“Told you so," muttered the old man, loudly. His companion nodded.
“I get some specimens from hunters," continued Maxwell, “but these days I shoot most of them myself. Then I skin them, preserve and stuff them ..."
The crowd seemed to gasp as one, a sound that reflected a mixture of bewilderment and awe.
“... and arrange them as you would see them in the wild if you were to visit Colorado," she concluded.
Scattered applause rang out as some in the crowd moved on to the next exhibit and others moved in to take their place.
The Early Years
Naturalist, taxidermist and huntress Martha Maxwell was born Martha Dartt in Pennsylvania on July 21, 1831. It is said that her grandmother cultivated young Martha's early enthusiasm for the beauty found in nature. That enthusiasm only continued to grow as she matured.
At age 20, Martha married James Maxwell, a widower with six children. Over the next few years, a daughter, Mabel, was added to the mix and the Maxwell family lost their fortune due to the financial crash of 1857.
So it was that in 1860, the Maxwells were lured by the possibilities of the Pike's Peak Gold Rush. They left Mabel with relatives in Wisconsin and headed west, settling near Denver. There, Martha's husband James settled into mining and Martha operated boarding houses.
A Career Is Born
By 1868 the Maxwell family-including Mabel-were living in Boulder, Colo.

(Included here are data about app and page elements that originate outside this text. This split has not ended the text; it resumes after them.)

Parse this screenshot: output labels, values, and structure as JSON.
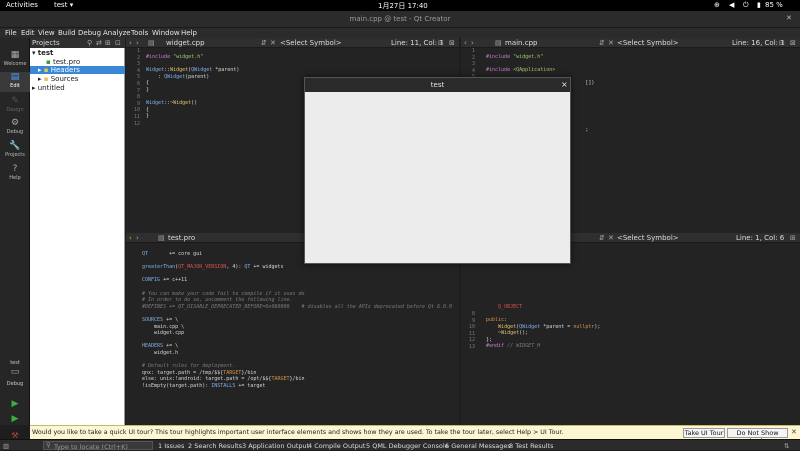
{
  "topbar": {
    "activities": "Activities",
    "app": "test",
    "app_arrow": "▾",
    "clock": "1月27日  17:40",
    "battery": "85 %",
    "icons": [
      "network-icon",
      "volume-icon",
      "battery-icon",
      "power-icon"
    ]
  },
  "window": {
    "title": "main.cpp @ test - Qt Creator",
    "close": "✕"
  },
  "menu": [
    "File",
    "Edit",
    "View",
    "Build",
    "Debug",
    "Analyze",
    "Tools",
    "Window",
    "Help"
  ],
  "modes": [
    {
      "label": "Welcome",
      "icon": "▦"
    },
    {
      "label": "Edit",
      "icon": "▤"
    },
    {
      "label": "Design",
      "icon": "✎"
    },
    {
      "label": "Debug",
      "icon": "⚙"
    },
    {
      "label": "Projects",
      "icon": "🔧"
    },
    {
      "label": "Help",
      "icon": "?"
    }
  ],
  "run_target": {
    "name": "test",
    "mode": "Debug"
  },
  "projects": {
    "title": "Projects",
    "tree": [
      {
        "label": "test",
        "indent": 0,
        "toggle": "▾"
      },
      {
        "label": "test.pro",
        "indent": 2,
        "toggle": ""
      },
      {
        "label": "Headers",
        "indent": 1,
        "toggle": "▸",
        "selected": true
      },
      {
        "label": "Sources",
        "indent": 1,
        "toggle": "▸"
      },
      {
        "label": "untitled",
        "indent": 0,
        "toggle": "▸"
      }
    ]
  },
  "editors": {
    "tl": {
      "file": "widget.cpp",
      "symbol": "<Select Symbol>",
      "pos": "Line: 11, Col: 1"
    },
    "tr": {
      "file": "main.cpp",
      "symbol": "<Select Symbol>",
      "pos": "Line: 16, Col: 1"
    },
    "bl": {
      "file": "test.pro",
      "symbol": "",
      "pos": ""
    },
    "br": {
      "file": "",
      "symbol": "<Select Symbol>",
      "pos": "Line: 1, Col: 6"
    }
  },
  "dialog": {
    "title": "test",
    "close": "×"
  },
  "tour": {
    "message": "Would you like to take a quick UI tour? This tour highlights important user interface elements and shows how they are used. To take the tour later, select Help > UI Tour.",
    "take": "Take UI Tour",
    "dismiss": "Do Not Show Again"
  },
  "status": {
    "locate_placeholder": "Type to locate (Ctrl+K)",
    "tabs": [
      "1 Issues",
      "2 Search Results",
      "3 Application Output",
      "4 Compile Output",
      "5 QML Debugger Console",
      "6 General Messages",
      "8 Test Results"
    ]
  },
  "colors": {
    "accent": "#3a87d6",
    "tour_bg": "#fcf6d2"
  }
}
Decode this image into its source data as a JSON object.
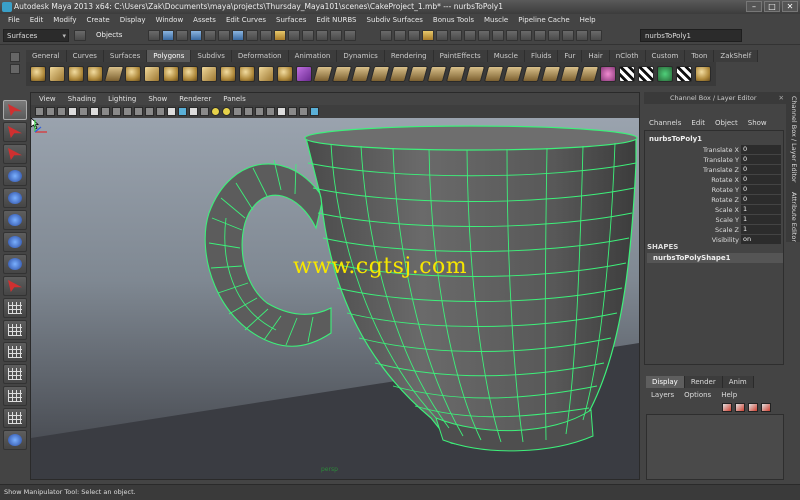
{
  "window": {
    "title": "Autodesk Maya 2013 x64: C:\\Users\\Zak\\Documents\\maya\\projects\\Thursday_Maya101\\scenes\\CakeProject_1.mb*  ---  nurbsToPoly1",
    "controls": [
      "–",
      "□",
      "✕"
    ]
  },
  "menubar": [
    "File",
    "Edit",
    "Modify",
    "Create",
    "Display",
    "Window",
    "Assets",
    "Edit Curves",
    "Surfaces",
    "Edit NURBS",
    "Subdiv Surfaces",
    "Bonus Tools",
    "Muscle",
    "Pipeline Cache",
    "Help"
  ],
  "statusline": {
    "mode": "Surfaces",
    "selection_mask": "Objects",
    "name_field": "nurbsToPoly1"
  },
  "shelf": {
    "tabs": [
      "General",
      "Curves",
      "Surfaces",
      "Polygons",
      "Subdivs",
      "Deformation",
      "Animation",
      "Dynamics",
      "Rendering",
      "PaintEffects",
      "Muscle",
      "Fluids",
      "Fur",
      "Hair",
      "nCloth",
      "Custom",
      "Toon",
      "ZakShelf"
    ],
    "active_tab": "Polygons"
  },
  "viewport": {
    "menu": [
      "View",
      "Shading",
      "Lighting",
      "Show",
      "Renderer",
      "Panels"
    ],
    "watermark": "www.cgtsj.com",
    "camera_label": "persp",
    "wire_color": "#3df07a"
  },
  "channel_box": {
    "header": "Channel Box / Layer Editor",
    "menu": [
      "Channels",
      "Edit",
      "Object",
      "Show"
    ],
    "node": "nurbsToPoly1",
    "attributes": [
      {
        "label": "Translate X",
        "value": "0"
      },
      {
        "label": "Translate Y",
        "value": "0"
      },
      {
        "label": "Translate Z",
        "value": "0"
      },
      {
        "label": "Rotate X",
        "value": "0"
      },
      {
        "label": "Rotate Y",
        "value": "0"
      },
      {
        "label": "Rotate Z",
        "value": "0"
      },
      {
        "label": "Scale X",
        "value": "1"
      },
      {
        "label": "Scale Y",
        "value": "1"
      },
      {
        "label": "Scale Z",
        "value": "1"
      },
      {
        "label": "Visibility",
        "value": "on"
      }
    ],
    "shapes_label": "SHAPES",
    "shape_node": "nurbsToPolyShape1"
  },
  "side_tabs": [
    "Channel Box / Layer Editor",
    "Attribute Editor"
  ],
  "layer_editor": {
    "tabs": [
      "Display",
      "Render",
      "Anim"
    ],
    "active_tab": "Display",
    "menu": [
      "Layers",
      "Options",
      "Help"
    ]
  },
  "helpline": "Show Manipulator Tool: Select an object."
}
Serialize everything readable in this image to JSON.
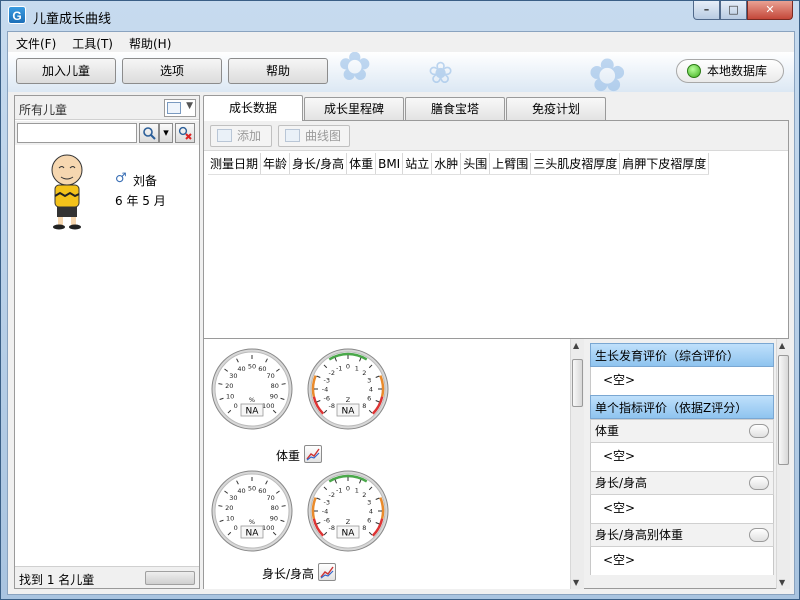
{
  "window": {
    "title": "儿童成长曲线",
    "app_icon": "G",
    "buttons": [
      "–",
      "□",
      "✕"
    ]
  },
  "menu": [
    {
      "label": "文件(F)"
    },
    {
      "label": "工具(T)"
    },
    {
      "label": "帮助(H)"
    }
  ],
  "toolbar": {
    "add_child": "加入儿童",
    "options": "选项",
    "help": "帮助",
    "db_status": "本地数据库",
    "db_status_color": "#3fae1e"
  },
  "left": {
    "filter_label": "所有儿童",
    "search_placeholder": "",
    "children": [
      {
        "name": "刘备",
        "gender": "male",
        "age": "6 年 5 月"
      }
    ],
    "footer": "找到 1 名儿童"
  },
  "tabs": [
    {
      "label": "成长数据",
      "active": true
    },
    {
      "label": "成长里程碑"
    },
    {
      "label": "膳食宝塔"
    },
    {
      "label": "免疫计划"
    }
  ],
  "pane": {
    "add_button": "添加",
    "chart_button": "曲线图",
    "columns": [
      "测量日期",
      "年龄",
      "身长/身高",
      "体重",
      "BMI",
      "站立",
      "水肿",
      "头围",
      "上臂围",
      "三头肌皮褶厚度",
      "肩胛下皮褶厚度"
    ]
  },
  "gauges": {
    "percentile_ticks": [
      "0",
      "10",
      "20",
      "30",
      "40",
      "50",
      "60",
      "70",
      "80",
      "90",
      "100"
    ],
    "percentile_unit": "%",
    "z_ticks": [
      "-8",
      "-6",
      "-4",
      "-3",
      "-2",
      "-1",
      "0",
      "1",
      "2",
      "3",
      "4",
      "6",
      "8"
    ],
    "z_unit": "Z",
    "value": "NA",
    "rows": [
      {
        "label": "体重"
      },
      {
        "label": "身长/身高"
      }
    ]
  },
  "evaluation": {
    "overall_title": "生长发育评价（综合评价）",
    "overall_value": "<空>",
    "single_title": "单个指标评价（依据Z评分）",
    "items": [
      {
        "label": "体重",
        "value": "<空>"
      },
      {
        "label": "身长/身高",
        "value": "<空>"
      },
      {
        "label": "身长/身高别体重",
        "value": "<空>"
      }
    ]
  }
}
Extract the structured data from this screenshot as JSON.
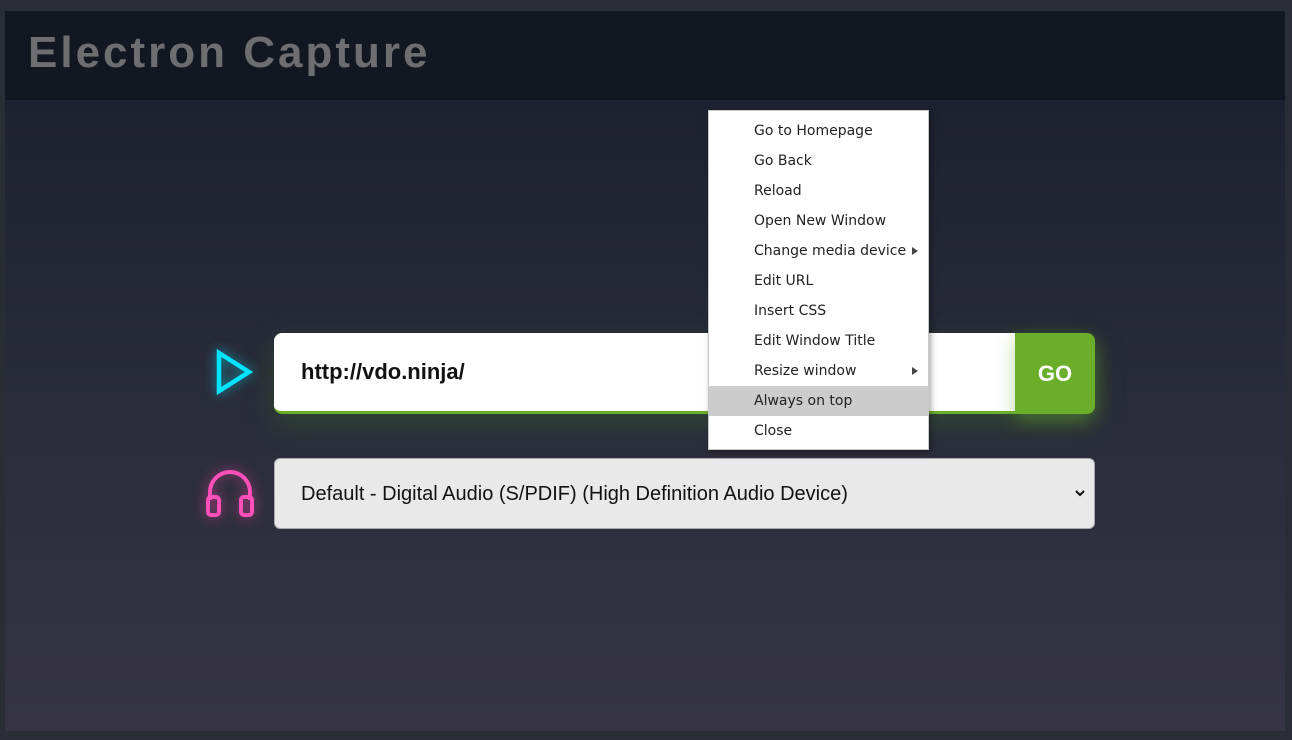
{
  "app": {
    "title": "Electron Capture"
  },
  "url_bar": {
    "value": "http://vdo.ninja/",
    "go_label": "GO"
  },
  "audio_device": {
    "selected": "Default - Digital Audio (S/PDIF) (High Definition Audio Device)"
  },
  "context_menu": {
    "items": [
      {
        "label": "Go to Homepage",
        "submenu": false,
        "highlighted": false
      },
      {
        "label": "Go Back",
        "submenu": false,
        "highlighted": false
      },
      {
        "label": "Reload",
        "submenu": false,
        "highlighted": false
      },
      {
        "label": "Open New Window",
        "submenu": false,
        "highlighted": false
      },
      {
        "label": "Change media device",
        "submenu": true,
        "highlighted": false
      },
      {
        "label": "Edit URL",
        "submenu": false,
        "highlighted": false
      },
      {
        "label": "Insert CSS",
        "submenu": false,
        "highlighted": false
      },
      {
        "label": "Edit Window Title",
        "submenu": false,
        "highlighted": false
      },
      {
        "label": "Resize window",
        "submenu": true,
        "highlighted": false
      },
      {
        "label": "Always on top",
        "submenu": false,
        "highlighted": true
      },
      {
        "label": "Close",
        "submenu": false,
        "highlighted": false
      }
    ]
  },
  "icons": {
    "play": "play-icon",
    "headphones": "headphones-icon",
    "dropdown": "chevron-down-icon",
    "submenu": "chevron-right-icon"
  },
  "colors": {
    "accent_green": "#6aae2a",
    "play_cyan": "#00e5ff",
    "headphones_pink": "#ff4fb8",
    "title_gray": "#6e6e72"
  }
}
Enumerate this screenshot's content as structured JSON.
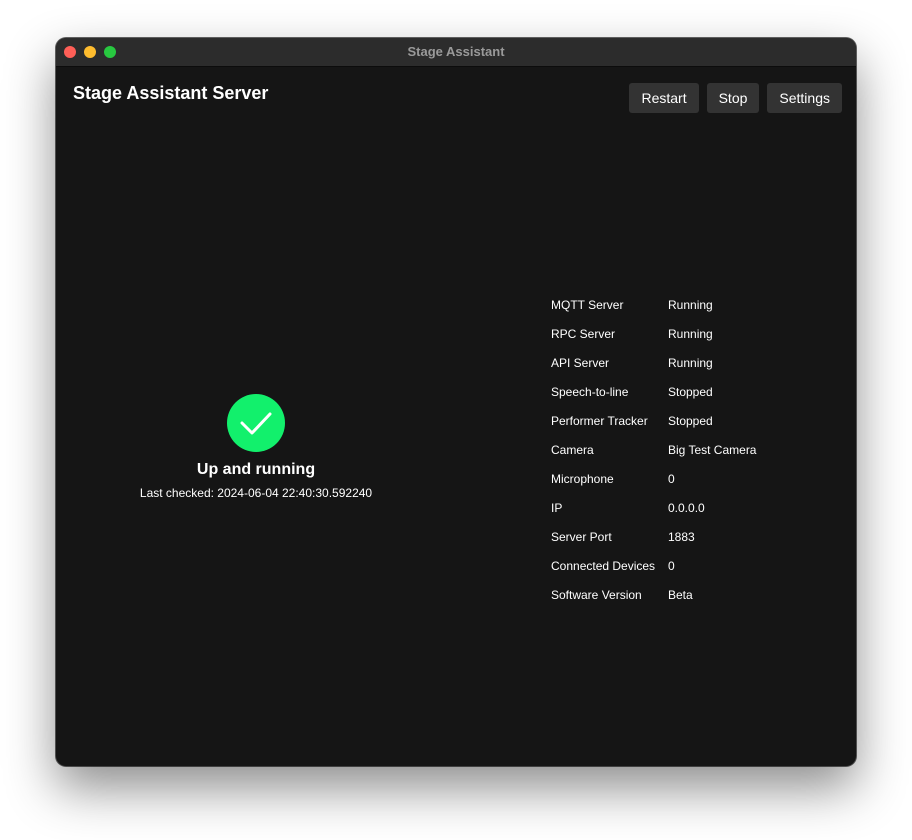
{
  "window": {
    "title": "Stage Assistant"
  },
  "header": {
    "title": "Stage Assistant Server"
  },
  "toolbar": {
    "restart_label": "Restart",
    "stop_label": "Stop",
    "settings_label": "Settings"
  },
  "status": {
    "icon": "checkmark-icon",
    "color": "#12f06c",
    "text": "Up and running",
    "last_checked": "Last checked: 2024-06-04 22:40:30.592240"
  },
  "info": [
    {
      "label": "MQTT Server",
      "value": "Running"
    },
    {
      "label": "RPC Server",
      "value": "Running"
    },
    {
      "label": "API Server",
      "value": "Running"
    },
    {
      "label": "Speech-to-line",
      "value": "Stopped"
    },
    {
      "label": "Performer Tracker",
      "value": "Stopped"
    },
    {
      "label": "Camera",
      "value": "Big Test Camera"
    },
    {
      "label": "Microphone",
      "value": "0"
    },
    {
      "label": "IP",
      "value": "0.0.0.0"
    },
    {
      "label": "Server Port",
      "value": "1883"
    },
    {
      "label": "Connected Devices",
      "value": "0"
    },
    {
      "label": "Software Version",
      "value": "Beta"
    }
  ]
}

Martha, who had been inspired by the work of a local taxidermist, was now fully immersed in taxidermy. She loved preparing her own skins and mounts and arranging the animals in a natural position. She loved the idea of preserving for others an accurate visual record of Colorado's wildlife-of preserving the natural world she was so passionate about.
At first she'd had to rely on some of the local boys to get her specimens, but she preferred not to be dependent on others. So she bought a gun and learned how to use it. Soon, the lifelong vegetarian who disliked killing animals was going to the mountains to harvest her own wildlife.
Martha also studied everything she could get her hands on about chemistry and biology, turning herself into a knowledgeable self-taught naturalist with a great desire to share what she knew. This knowledge, coupled with her years in the field, led Martha to discover several species not thought to live in the Colorado region, including a subspecies of owl now known as the “Rocky Mountain Screech Owl." In 1877, in tribute to Martha, that owl was given its scientific name, Scops asio maxwelliae.
By the fall of 1868 Martha had collected and mounted some 600 specimens and displayed them at the Third Annual Exposition of the Colorado Agricultural Society in Denver. In 1870 she represented Colorado at the St. Louis Fair with an entirely new collection, funded in part by the $600 sale of her first collection to Shaw's Gardens in St. Louis, Mo.
Eager to display her work, Martha opened the Rocky Mountain Museum in Boulder, Colo., on June 4, 1874. Eighteen months later, it was relocated to Denver. Unfortunately, the museum was not the moneymaker for which she'd hoped.
With the 1876 Centennial Exposition in Philadelphia, Martha finally achieved some of the fame and national recognition she so richly deserved. Her natural habitat displays and the sheer artistry of her taxidermy were impossible to ignore. However, the money certainly did not follow. You see, the Colorado Legislature that paid for Martha to go to Philadelphia-along with her 47 stuffed animals, 224 stuffed birds and various habitat display items-had promised to pay the return trip as well. But after the Exposition ended, the Legislature declined to send any additional money, and Martha was unable to afford the return trip on her own.
She remained in the East, eventually moving to New York to open a bathhouse-museum, which would become yet another financially unsuccessful venture. In 1881 Martha died in her daughter's arms of blood poisoning from a tumor.
Lady of Many Firsts
Today, Martha D. Maxwell is credited as the first woman to collect and prepare her own skins and mounts, the first taxidermist to pose wildlife in a natural position, and the original design influence for realistic postures and habitats in natural history displays.